Community Pharmacies Raise Concerns About Medicaid Rule
Community pharmacists and others are concerned about a rule finalized last month by CMS that will reduce Medicaid reimbursements to pharmacies for generic medications, the Miami Herald reports(Hotakainen, Miami Herald, 8/7).
The rule, mandated by the Deficit Reduction Act of 2005 and scheduled to take effect on Dec. 30, seeks to ensure that Medicaid can obtain prescription drug discounts similar to those obtained by private entities. The rule will redefine the average manufacturer price for brand-name and generic medications. States use AMPs to calculate Medicaid reimbursement rates for medications. Under the rule, the federal government will post AMPs on a Web site that consumers could access.
In addition, the rule will limit the federal share of the cost of brand-name medications when at least three generic versions are available. The rule will exclude pharmacy benefit managers and pharmacies in nursing homes and assisted living facilities.
According to CMS, the rule will save the federal government and states $8.4 billion over the next five years (California Healthline, 7/10).
Community pharmacies, which maintain that they will account for 90% of reductions in Medicaid reimbursements, have raised concerns that the rule will require more of them to close their businesses.
In addition, critics maintain that, under the rule, Medicaid will reimburse pharmacists at an average rate of 36% less than their costs.

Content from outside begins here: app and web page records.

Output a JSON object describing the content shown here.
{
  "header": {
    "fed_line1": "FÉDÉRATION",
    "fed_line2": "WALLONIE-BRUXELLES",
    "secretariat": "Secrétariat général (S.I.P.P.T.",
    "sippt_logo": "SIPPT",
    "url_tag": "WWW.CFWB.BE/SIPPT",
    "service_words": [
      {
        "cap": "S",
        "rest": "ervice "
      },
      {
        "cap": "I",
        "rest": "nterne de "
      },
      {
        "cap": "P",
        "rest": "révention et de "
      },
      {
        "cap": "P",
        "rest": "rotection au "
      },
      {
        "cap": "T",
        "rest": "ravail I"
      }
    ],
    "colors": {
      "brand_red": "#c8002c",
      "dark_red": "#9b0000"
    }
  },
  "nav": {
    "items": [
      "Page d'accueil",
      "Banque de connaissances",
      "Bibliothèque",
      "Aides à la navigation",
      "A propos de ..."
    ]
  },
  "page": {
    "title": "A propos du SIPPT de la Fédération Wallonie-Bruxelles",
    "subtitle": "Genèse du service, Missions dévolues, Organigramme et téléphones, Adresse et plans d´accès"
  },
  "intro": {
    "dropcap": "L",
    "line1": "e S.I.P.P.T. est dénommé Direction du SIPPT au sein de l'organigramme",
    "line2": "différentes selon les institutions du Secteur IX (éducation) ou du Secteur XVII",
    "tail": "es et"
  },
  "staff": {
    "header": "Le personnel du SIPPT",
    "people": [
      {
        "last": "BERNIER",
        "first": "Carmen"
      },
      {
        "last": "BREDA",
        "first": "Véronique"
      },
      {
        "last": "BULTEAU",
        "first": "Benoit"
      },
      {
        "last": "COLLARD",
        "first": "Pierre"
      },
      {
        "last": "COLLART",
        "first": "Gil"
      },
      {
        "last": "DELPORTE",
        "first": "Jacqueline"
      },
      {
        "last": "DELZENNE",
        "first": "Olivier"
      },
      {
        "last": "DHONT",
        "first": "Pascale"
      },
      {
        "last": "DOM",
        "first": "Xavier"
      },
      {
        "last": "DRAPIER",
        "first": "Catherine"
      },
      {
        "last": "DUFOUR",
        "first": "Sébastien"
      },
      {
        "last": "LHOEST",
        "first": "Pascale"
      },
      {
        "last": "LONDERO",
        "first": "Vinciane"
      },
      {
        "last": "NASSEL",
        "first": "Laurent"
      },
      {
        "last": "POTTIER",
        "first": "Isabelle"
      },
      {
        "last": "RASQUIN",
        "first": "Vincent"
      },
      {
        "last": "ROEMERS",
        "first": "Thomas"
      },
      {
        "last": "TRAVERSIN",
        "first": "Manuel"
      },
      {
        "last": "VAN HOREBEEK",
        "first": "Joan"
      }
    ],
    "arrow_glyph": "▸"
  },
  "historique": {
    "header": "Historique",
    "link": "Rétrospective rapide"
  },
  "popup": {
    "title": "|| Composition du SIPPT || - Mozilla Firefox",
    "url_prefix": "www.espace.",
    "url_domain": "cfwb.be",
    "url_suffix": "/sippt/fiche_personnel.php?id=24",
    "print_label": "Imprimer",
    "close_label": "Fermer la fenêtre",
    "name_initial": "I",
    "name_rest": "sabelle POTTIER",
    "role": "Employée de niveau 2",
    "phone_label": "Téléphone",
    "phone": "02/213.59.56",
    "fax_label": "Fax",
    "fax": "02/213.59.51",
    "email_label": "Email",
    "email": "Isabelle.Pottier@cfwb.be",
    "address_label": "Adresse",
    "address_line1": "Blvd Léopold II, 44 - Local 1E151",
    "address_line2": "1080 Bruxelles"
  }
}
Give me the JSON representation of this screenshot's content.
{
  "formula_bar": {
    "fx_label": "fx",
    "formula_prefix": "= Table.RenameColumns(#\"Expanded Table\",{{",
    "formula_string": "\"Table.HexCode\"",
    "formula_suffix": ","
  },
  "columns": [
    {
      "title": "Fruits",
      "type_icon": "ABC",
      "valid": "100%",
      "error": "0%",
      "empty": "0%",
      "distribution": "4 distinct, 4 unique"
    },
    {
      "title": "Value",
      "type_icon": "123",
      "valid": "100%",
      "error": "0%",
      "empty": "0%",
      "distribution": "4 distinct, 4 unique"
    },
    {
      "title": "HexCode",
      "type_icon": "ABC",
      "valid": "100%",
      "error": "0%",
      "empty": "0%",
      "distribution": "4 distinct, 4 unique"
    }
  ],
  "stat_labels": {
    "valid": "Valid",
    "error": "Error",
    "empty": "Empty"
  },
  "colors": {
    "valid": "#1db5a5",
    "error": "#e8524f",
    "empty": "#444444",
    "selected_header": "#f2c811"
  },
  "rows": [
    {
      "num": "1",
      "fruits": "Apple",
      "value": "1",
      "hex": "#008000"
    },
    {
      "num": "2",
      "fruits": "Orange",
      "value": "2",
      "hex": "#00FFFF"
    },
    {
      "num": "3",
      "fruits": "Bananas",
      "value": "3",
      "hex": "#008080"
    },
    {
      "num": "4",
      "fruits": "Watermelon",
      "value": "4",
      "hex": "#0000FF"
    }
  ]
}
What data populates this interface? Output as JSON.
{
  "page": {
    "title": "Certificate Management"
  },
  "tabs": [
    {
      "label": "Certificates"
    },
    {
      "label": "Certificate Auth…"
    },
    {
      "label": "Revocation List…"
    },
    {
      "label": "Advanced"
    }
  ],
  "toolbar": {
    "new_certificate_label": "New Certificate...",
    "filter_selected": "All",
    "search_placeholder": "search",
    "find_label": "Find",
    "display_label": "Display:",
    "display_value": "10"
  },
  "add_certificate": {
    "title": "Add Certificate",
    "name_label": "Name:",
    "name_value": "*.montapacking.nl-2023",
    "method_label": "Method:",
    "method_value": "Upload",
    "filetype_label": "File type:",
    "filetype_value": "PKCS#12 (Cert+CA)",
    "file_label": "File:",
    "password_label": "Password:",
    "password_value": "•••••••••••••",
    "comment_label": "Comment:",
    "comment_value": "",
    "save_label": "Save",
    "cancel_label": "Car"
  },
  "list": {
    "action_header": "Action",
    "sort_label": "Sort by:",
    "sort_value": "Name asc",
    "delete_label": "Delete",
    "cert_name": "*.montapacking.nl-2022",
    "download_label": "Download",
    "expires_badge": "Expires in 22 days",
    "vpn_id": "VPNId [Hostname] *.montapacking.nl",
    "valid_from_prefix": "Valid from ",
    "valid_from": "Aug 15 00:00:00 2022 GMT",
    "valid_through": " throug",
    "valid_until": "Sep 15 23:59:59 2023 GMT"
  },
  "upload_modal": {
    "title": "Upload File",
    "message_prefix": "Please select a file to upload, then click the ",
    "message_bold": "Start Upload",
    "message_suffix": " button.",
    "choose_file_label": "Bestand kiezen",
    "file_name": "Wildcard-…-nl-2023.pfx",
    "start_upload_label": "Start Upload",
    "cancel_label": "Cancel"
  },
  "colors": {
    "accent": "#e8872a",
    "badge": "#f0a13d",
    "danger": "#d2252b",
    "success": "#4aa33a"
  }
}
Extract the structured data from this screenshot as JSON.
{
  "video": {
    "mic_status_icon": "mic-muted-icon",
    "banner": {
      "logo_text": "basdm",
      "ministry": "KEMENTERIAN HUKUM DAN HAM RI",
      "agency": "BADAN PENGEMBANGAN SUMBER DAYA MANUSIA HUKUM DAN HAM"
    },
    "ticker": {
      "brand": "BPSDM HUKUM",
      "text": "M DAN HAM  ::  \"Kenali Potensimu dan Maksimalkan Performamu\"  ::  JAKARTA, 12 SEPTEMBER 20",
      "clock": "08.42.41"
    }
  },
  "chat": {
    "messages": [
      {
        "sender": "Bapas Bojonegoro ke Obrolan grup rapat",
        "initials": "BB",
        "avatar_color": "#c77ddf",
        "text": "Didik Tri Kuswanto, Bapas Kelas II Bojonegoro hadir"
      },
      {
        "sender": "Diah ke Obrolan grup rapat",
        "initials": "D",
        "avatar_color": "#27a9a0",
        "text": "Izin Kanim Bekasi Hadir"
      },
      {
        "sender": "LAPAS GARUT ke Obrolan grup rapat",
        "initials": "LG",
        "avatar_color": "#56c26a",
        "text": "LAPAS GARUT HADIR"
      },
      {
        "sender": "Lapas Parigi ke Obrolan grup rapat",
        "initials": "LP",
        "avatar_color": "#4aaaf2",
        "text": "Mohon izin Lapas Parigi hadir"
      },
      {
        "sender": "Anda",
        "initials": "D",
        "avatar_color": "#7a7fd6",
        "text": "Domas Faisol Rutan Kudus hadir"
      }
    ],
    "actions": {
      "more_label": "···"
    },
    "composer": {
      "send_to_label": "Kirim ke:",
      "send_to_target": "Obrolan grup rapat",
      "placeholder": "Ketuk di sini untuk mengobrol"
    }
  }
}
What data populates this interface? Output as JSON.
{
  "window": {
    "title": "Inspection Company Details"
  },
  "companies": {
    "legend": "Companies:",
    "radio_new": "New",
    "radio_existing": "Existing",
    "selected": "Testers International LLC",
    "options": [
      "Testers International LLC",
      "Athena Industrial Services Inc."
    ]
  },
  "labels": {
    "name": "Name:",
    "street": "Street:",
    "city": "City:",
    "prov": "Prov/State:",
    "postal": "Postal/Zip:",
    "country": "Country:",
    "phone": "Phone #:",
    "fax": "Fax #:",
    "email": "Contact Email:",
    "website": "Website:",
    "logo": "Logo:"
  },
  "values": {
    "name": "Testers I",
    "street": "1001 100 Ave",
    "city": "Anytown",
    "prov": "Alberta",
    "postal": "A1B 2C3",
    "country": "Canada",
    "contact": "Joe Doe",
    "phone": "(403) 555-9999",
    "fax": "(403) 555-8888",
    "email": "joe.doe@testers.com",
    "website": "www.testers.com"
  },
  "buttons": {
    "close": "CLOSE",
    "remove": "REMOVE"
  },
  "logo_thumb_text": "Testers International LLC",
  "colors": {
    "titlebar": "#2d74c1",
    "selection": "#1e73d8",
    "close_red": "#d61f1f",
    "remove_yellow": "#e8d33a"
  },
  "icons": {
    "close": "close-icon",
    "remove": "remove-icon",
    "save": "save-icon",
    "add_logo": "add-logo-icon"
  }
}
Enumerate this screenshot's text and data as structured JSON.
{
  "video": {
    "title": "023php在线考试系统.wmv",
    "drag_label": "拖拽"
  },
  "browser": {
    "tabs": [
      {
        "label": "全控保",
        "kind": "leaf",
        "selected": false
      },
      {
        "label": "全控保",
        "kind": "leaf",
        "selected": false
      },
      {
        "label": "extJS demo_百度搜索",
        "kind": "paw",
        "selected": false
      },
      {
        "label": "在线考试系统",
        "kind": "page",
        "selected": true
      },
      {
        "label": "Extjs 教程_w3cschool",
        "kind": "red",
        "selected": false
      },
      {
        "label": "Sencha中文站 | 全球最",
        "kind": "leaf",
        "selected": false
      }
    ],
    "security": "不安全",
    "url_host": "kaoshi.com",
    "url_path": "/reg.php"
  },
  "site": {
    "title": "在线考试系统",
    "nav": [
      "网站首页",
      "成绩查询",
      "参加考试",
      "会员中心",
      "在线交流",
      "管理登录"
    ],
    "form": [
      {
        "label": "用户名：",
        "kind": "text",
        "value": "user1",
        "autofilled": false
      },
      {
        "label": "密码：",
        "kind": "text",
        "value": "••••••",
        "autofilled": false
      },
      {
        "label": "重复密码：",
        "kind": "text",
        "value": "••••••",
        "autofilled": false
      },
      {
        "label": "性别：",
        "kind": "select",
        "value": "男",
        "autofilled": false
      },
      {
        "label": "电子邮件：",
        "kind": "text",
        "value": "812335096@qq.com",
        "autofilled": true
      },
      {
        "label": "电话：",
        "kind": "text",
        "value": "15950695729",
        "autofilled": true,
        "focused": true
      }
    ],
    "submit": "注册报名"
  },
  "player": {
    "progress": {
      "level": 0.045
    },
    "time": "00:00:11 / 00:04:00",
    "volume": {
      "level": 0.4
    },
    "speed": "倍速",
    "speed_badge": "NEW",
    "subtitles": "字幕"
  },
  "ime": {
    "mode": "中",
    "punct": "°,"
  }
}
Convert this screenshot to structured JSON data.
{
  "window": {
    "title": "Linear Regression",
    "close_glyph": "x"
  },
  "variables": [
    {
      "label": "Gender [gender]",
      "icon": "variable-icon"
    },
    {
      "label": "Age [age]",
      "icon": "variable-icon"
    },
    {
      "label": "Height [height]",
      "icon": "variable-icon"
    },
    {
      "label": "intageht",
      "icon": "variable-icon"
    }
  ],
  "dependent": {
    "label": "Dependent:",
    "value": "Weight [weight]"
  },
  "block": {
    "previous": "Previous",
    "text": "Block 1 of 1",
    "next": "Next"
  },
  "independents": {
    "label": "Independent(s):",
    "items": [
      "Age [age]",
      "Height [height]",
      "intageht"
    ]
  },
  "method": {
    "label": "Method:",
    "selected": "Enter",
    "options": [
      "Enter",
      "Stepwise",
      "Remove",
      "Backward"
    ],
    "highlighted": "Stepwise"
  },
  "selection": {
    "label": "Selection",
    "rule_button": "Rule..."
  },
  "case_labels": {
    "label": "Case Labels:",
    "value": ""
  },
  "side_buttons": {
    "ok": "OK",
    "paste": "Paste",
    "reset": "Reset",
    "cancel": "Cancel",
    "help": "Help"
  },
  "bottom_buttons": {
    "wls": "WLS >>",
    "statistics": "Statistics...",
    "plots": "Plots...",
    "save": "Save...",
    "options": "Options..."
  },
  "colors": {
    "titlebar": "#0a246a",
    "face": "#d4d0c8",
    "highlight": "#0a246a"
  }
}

Critics also maintain that, as a result of the rule, many pharmacies will decide to end participation in Medicaid, with many beneficiaries "denied life-saving drugs or forced to drive long distances to get them," the Herald reports.
However, CMS spokesperson Mary Kahn said, "We don't agree ... that the new rule will put pharmacies out of business." She added that states "were greatly overpaying for many drugs, especially generic drugs" (Miami Herald, 8/7).